## [Task]
Copy all the lines of the data that include the word "Рамон".

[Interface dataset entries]

*** Begin section ***

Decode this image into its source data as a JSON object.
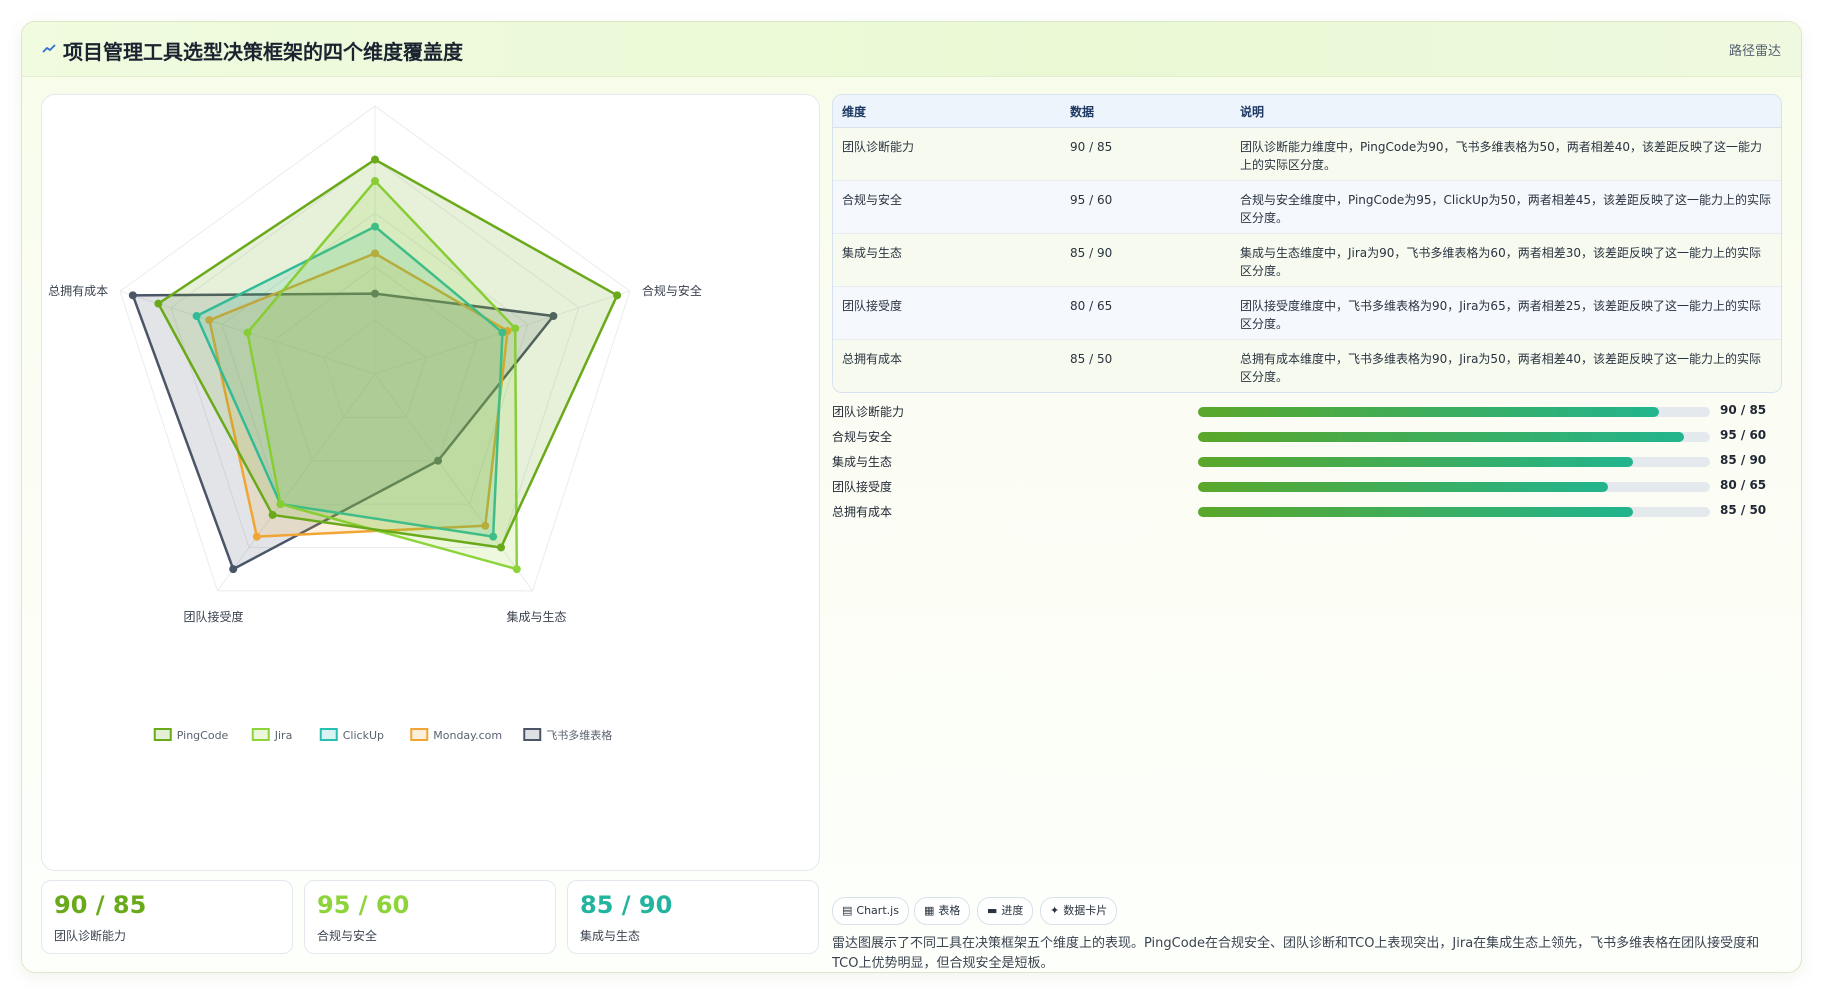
{
  "header": {
    "title": "项目管理工具选型决策框架的四个维度覆盖度",
    "title_icon": "line-chart-icon",
    "badge": "路径雷达"
  },
  "chart_data": {
    "type": "radar",
    "categories": [
      "团队诊断能力",
      "合规与安全",
      "集成与生态",
      "团队接受度",
      "总拥有成本"
    ],
    "rlim": [
      0,
      100
    ],
    "grid": true,
    "legend_position": "bottom",
    "series": [
      {
        "name": "PingCode",
        "values": [
          80,
          95,
          80,
          65,
          85
        ],
        "color": "#6aaa1a"
      },
      {
        "name": "Jira",
        "values": [
          72,
          55,
          90,
          60,
          50
        ],
        "color": "#8dd43a"
      },
      {
        "name": "ClickUp",
        "values": [
          55,
          50,
          75,
          60,
          70
        ],
        "color": "#28bfb0"
      },
      {
        "name": "Monday.com",
        "values": [
          45,
          52,
          70,
          75,
          65
        ],
        "color": "#f0a534"
      },
      {
        "name": "飞书多维表格",
        "values": [
          30,
          70,
          40,
          90,
          95
        ],
        "color": "#4b5568"
      }
    ]
  },
  "table": {
    "headers": [
      "维度",
      "数据",
      "说明"
    ],
    "rows": [
      [
        "团队诊断能力",
        "90 / 85",
        "团队诊断能力维度中，PingCode为90，飞书多维表格为50，两者相差40，该差距反映了这一能力上的实际区分度。"
      ],
      [
        "合规与安全",
        "95 / 60",
        "合规与安全维度中，PingCode为95，ClickUp为50，两者相差45，该差距反映了这一能力上的实际区分度。"
      ],
      [
        "集成与生态",
        "85 / 90",
        "集成与生态维度中，Jira为90，飞书多维表格为60，两者相差30，该差距反映了这一能力上的实际区分度。"
      ],
      [
        "团队接受度",
        "80 / 65",
        "团队接受度维度中，飞书多维表格为90，Jira为65，两者相差25，该差距反映了这一能力上的实际区分度。"
      ],
      [
        "总拥有成本",
        "85 / 50",
        "总拥有成本维度中，飞书多维表格为90，Jira为50，两者相差40，该差距反映了这一能力上的实际区分度。"
      ]
    ]
  },
  "progress": [
    {
      "label": "团队诊断能力",
      "value": "90 / 85",
      "fraction": 0.9
    },
    {
      "label": "合规与安全",
      "value": "95 / 60",
      "fraction": 0.95
    },
    {
      "label": "集成与生态",
      "value": "85 / 90",
      "fraction": 0.85
    },
    {
      "label": "团队接受度",
      "value": "80 / 65",
      "fraction": 0.8
    },
    {
      "label": "总拥有成本",
      "value": "85 / 50",
      "fraction": 0.85
    }
  ],
  "stats": [
    {
      "value": "90 / 85",
      "label": "团队诊断能力",
      "color": "#6aaa1a"
    },
    {
      "value": "95 / 60",
      "label": "合规与安全",
      "color": "#8dd43a"
    },
    {
      "value": "85 / 90",
      "label": "集成与生态",
      "color": "#22b49e"
    }
  ],
  "chips": [
    {
      "icon": "chart-icon",
      "glyph": "▤",
      "label": "Chart.js"
    },
    {
      "icon": "table-icon",
      "glyph": "▦",
      "label": "表格"
    },
    {
      "icon": "progress-icon",
      "glyph": "▬",
      "label": "进度"
    },
    {
      "icon": "card-icon",
      "glyph": "✦",
      "label": "数据卡片"
    }
  ],
  "footer": {
    "text": "雷达图展示了不同工具在决策框架五个维度上的表现。PingCode在合规安全、团队诊断和TCO上表现突出，Jira在集成生态上领先，飞书多维表格在团队接受度和TCO上优势明显，但合规安全是短板。"
  }
}
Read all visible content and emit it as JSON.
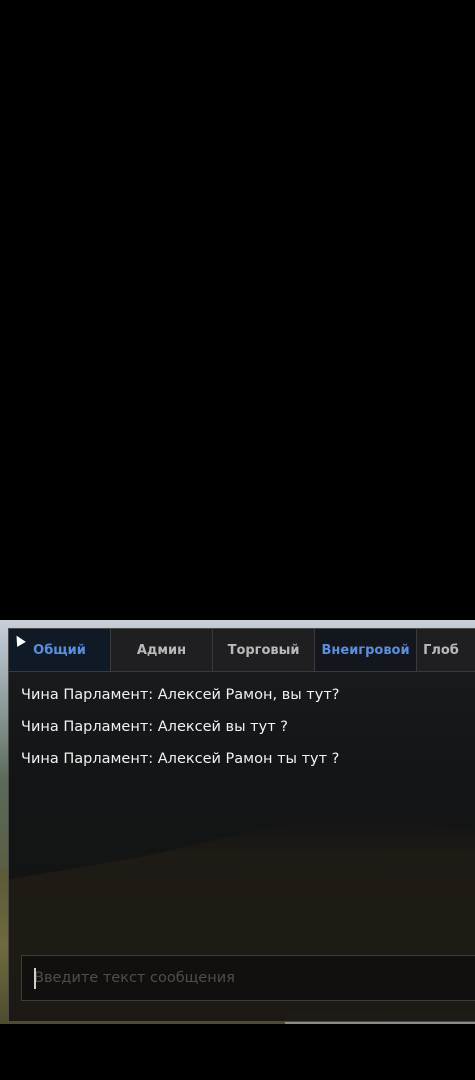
{
  "tabs": [
    {
      "label": "Общий"
    },
    {
      "label": "Админ"
    },
    {
      "label": "Торговый"
    },
    {
      "label": "Внеигровой"
    },
    {
      "label": "Глоб"
    }
  ],
  "messages": [
    {
      "text": "Чина Парламент: Алексей Рамон, вы тут?"
    },
    {
      "text": "Чина Парламент: Алексей вы тут ?"
    },
    {
      "text": "Чина Парламент: Алексей Рамон ты тут ?"
    }
  ],
  "input": {
    "placeholder": "Введите текст сообщения",
    "value": ""
  },
  "colors": {
    "active_tab_text": "#5b8fdd",
    "panel_bg": "#0e0e10"
  }
}
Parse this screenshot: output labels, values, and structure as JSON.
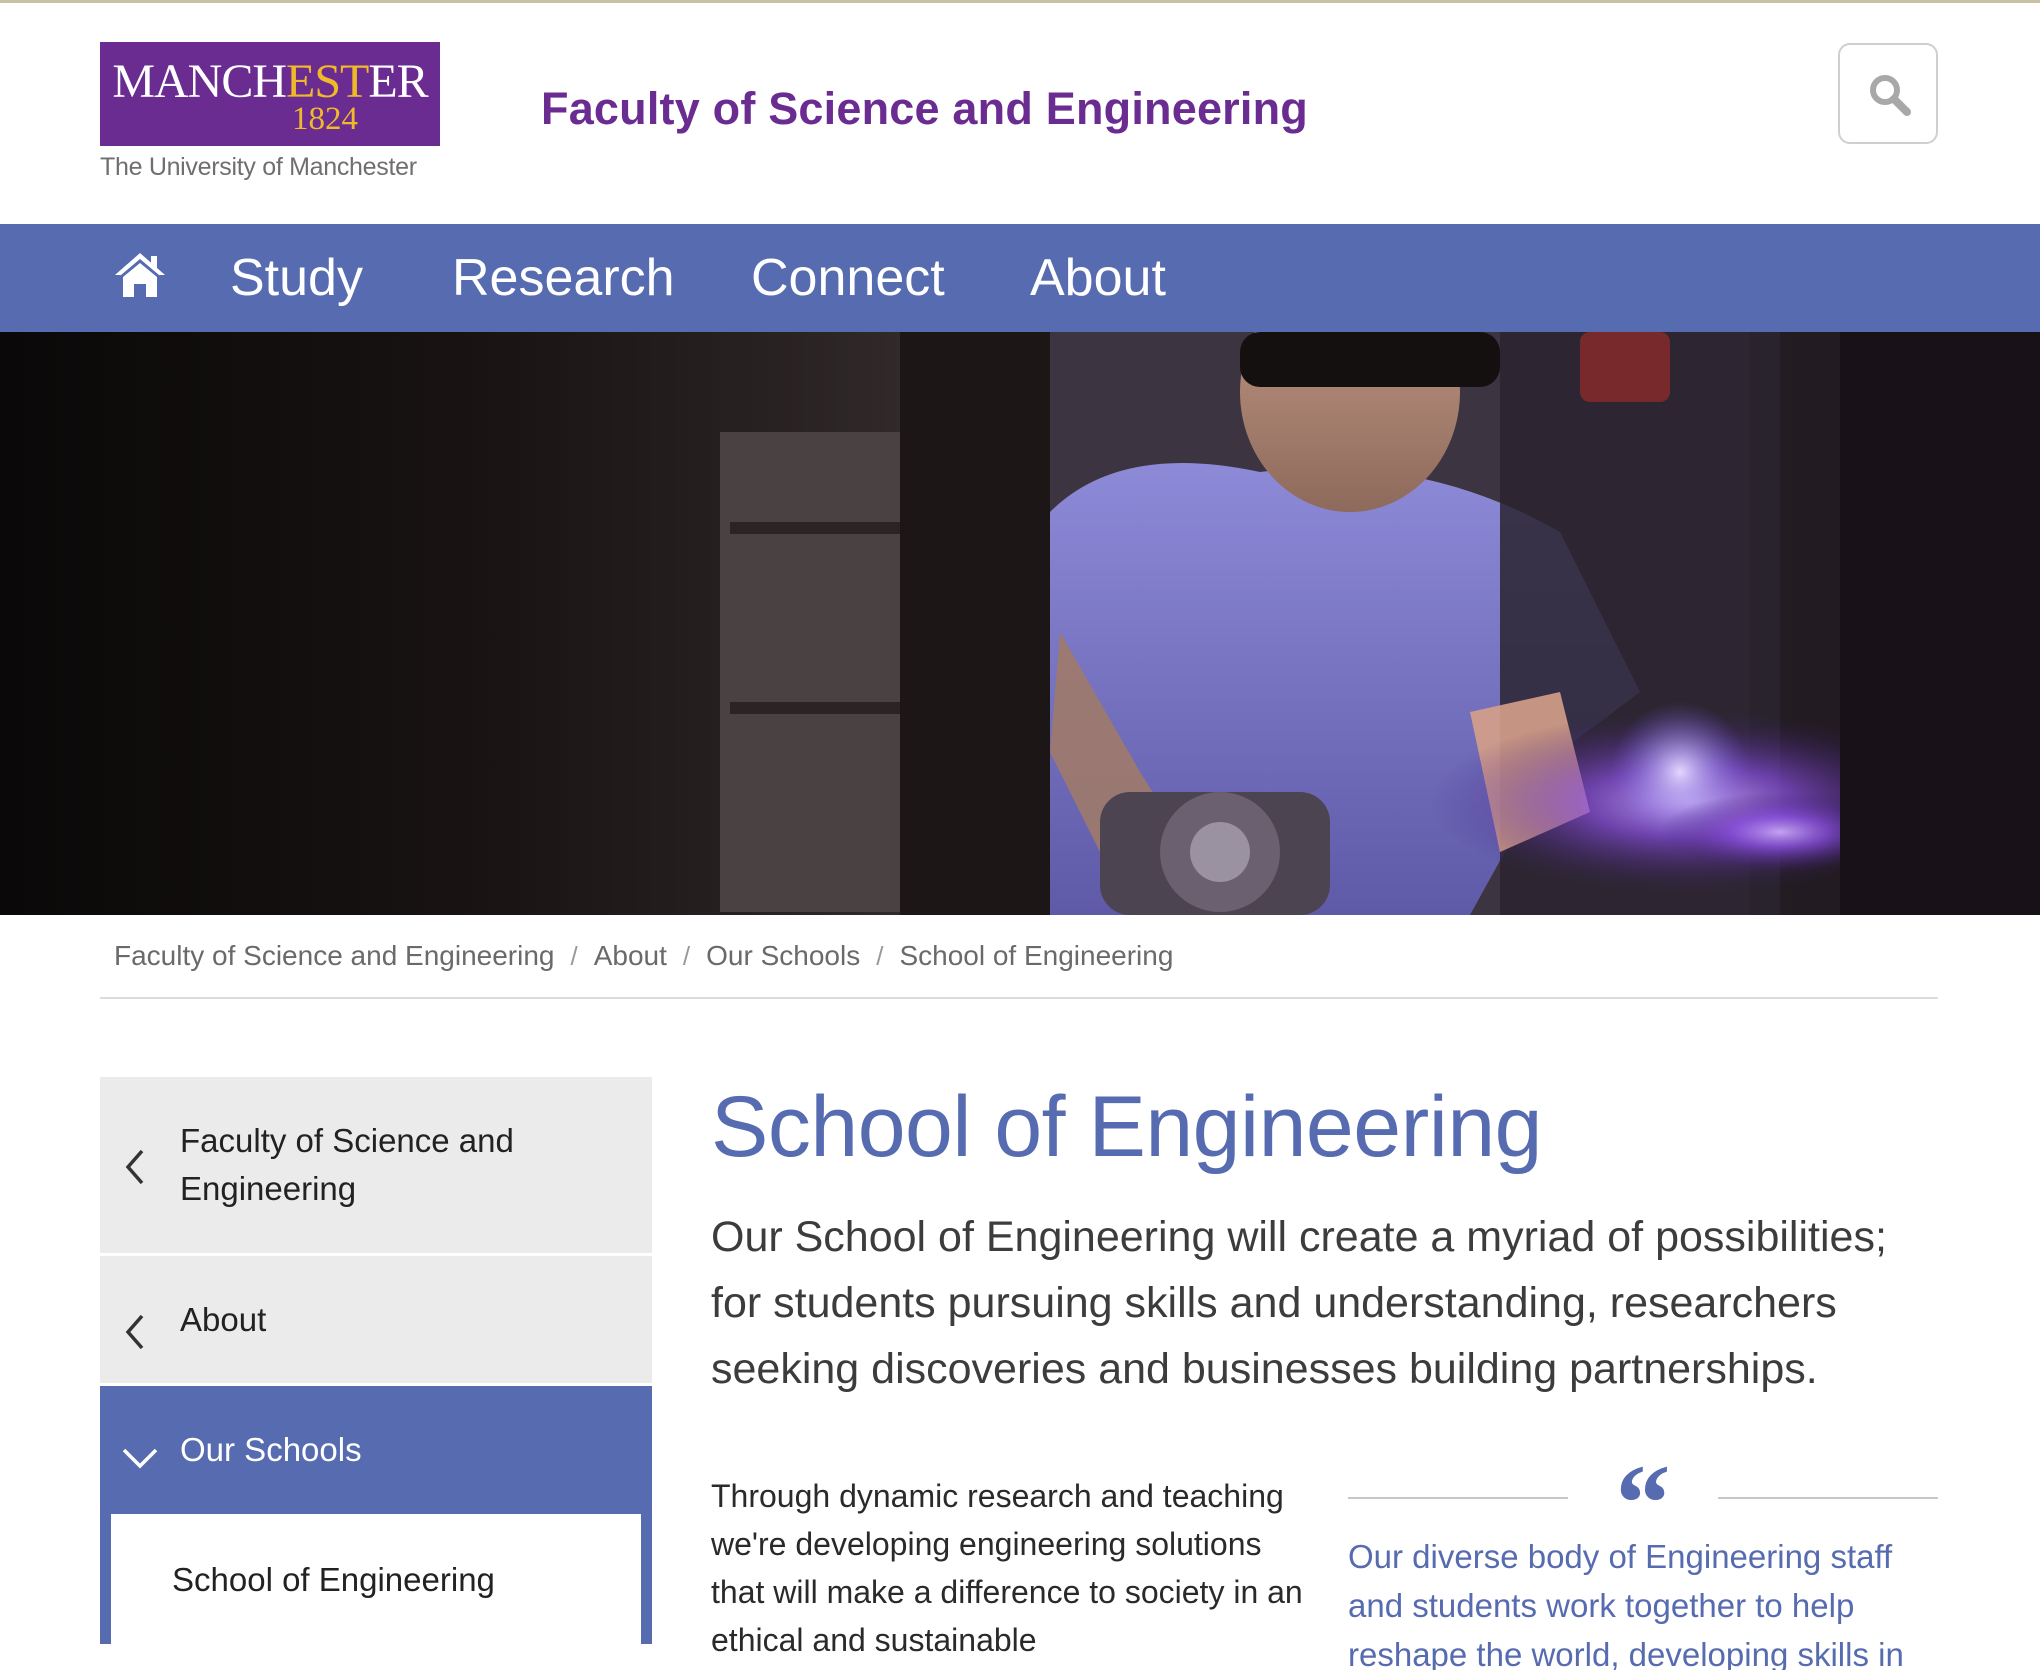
{
  "header": {
    "logo": {
      "word_part1": "MANCH",
      "word_gold": "EST",
      "word_part2": "ER",
      "year": "1824",
      "subtitle": "The University of Manchester"
    },
    "faculty_title": "Faculty of Science and Engineering",
    "search_icon": "search-icon"
  },
  "nav": {
    "home_icon": "home-icon",
    "items": [
      {
        "label": "Study"
      },
      {
        "label": "Research"
      },
      {
        "label": "Connect"
      },
      {
        "label": "About"
      }
    ]
  },
  "hero": {
    "description": "photo"
  },
  "breadcrumb": [
    {
      "label": "Faculty of Science and Engineering"
    },
    {
      "label": "About"
    },
    {
      "label": "Our Schools"
    },
    {
      "label": "School of Engineering"
    }
  ],
  "breadcrumb_separator": "/",
  "sidebar": {
    "items": [
      {
        "label": "Faculty of Science and Engineering",
        "icon": "chevron-left-icon"
      },
      {
        "label": "About",
        "icon": "chevron-left-icon"
      },
      {
        "label": "Our Schools",
        "icon": "chevron-down-icon"
      }
    ],
    "sub_item": {
      "label": "School of Engineering"
    }
  },
  "main": {
    "title": "School of Engineering",
    "intro": "Our School of Engineering will create a myriad of possibilities; for students pursuing skills and understanding, researchers seeking discoveries and businesses building partnerships.",
    "body": "Through dynamic research and teaching we're developing engineering solutions that will make a difference to society in an ethical and sustainable",
    "quote_mark": "“",
    "quote": "Our diverse body of Engineering staff and students work together to help reshape the world, developing skills in"
  },
  "colors": {
    "brand_purple": "#6a2c91",
    "brand_gold": "#f0b92a",
    "accent_blue": "#566bb0"
  }
}
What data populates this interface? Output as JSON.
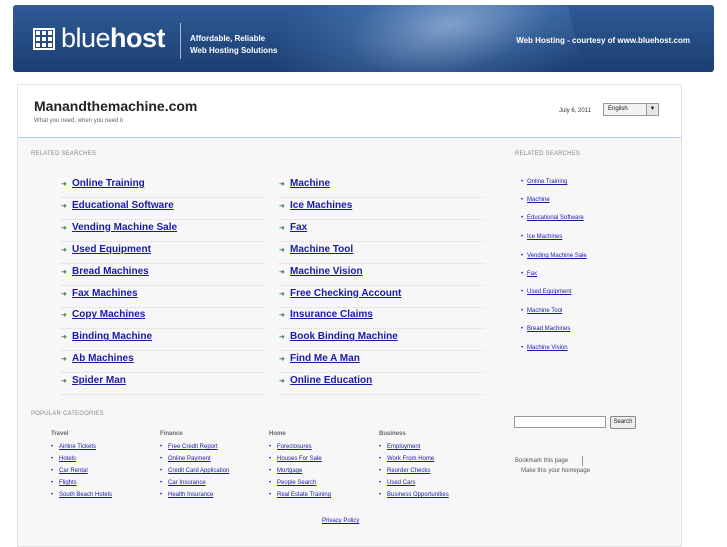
{
  "header": {
    "logo_light": "blue",
    "logo_bold": "host",
    "tagline_line1": "Affordable, Reliable",
    "tagline_line2": "Web Hosting Solutions",
    "courtesy": "Web Hosting - courtesy of www.bluehost.com"
  },
  "site": {
    "title": "Manandthemachine.com",
    "subtitle": "What you need, when you need it",
    "date": "July 6, 2011",
    "language": "English"
  },
  "related": {
    "label": "RELATED SEARCHES",
    "left": [
      "Online Training",
      "Educational Software",
      "Vending Machine Sale",
      "Used Equipment",
      "Bread Machines",
      "Fax Machines",
      "Copy Machines",
      "Binding Machine",
      "Ab Machines",
      "Spider Man"
    ],
    "right": [
      "Machine",
      "Ice Machines",
      "Fax",
      "Machine Tool",
      "Machine Vision",
      "Free Checking Account",
      "Insurance Claims",
      "Book Binding Machine",
      "Find Me A Man",
      "Online Education"
    ]
  },
  "sidebar": {
    "label": "RELATED SEARCHES",
    "items": [
      "Online Training",
      "Machine",
      "Educational Software",
      "Ice Machines",
      "Vending Machine Sale",
      "Fax",
      "Used Equipment",
      "Machine Tool",
      "Bread Machines",
      "Machine Vision"
    ],
    "search_button": "Search",
    "bookmark": "Bookmark this page",
    "homepage": "Make this your homepage"
  },
  "popular": {
    "label": "POPULAR CATEGORIES",
    "columns": [
      {
        "title": "Travel",
        "items": [
          "Airline Tickets",
          "Hotels",
          "Car Rental",
          "Flights",
          "South Beach Hotels"
        ]
      },
      {
        "title": "Finance",
        "items": [
          "Free Credit Report",
          "Online Payment",
          "Credit Card Application",
          "Car Insurance",
          "Health Insurance"
        ]
      },
      {
        "title": "Home",
        "items": [
          "Foreclosures",
          "Houses For Sale",
          "Mortgage",
          "People Search",
          "Real Estate Training"
        ]
      },
      {
        "title": "Business",
        "items": [
          "Employment",
          "Work From Home",
          "Reorder Checks",
          "Used Cars",
          "Business Opportunities"
        ]
      }
    ]
  },
  "footer": {
    "privacy": "Privacy Policy"
  }
}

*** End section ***

## [Written solution]
      "text": "Чина Парламент: Алексей Рамон, вы тут?"
      "text": "Чина Парламент: Алексей Рамон ты тут ?"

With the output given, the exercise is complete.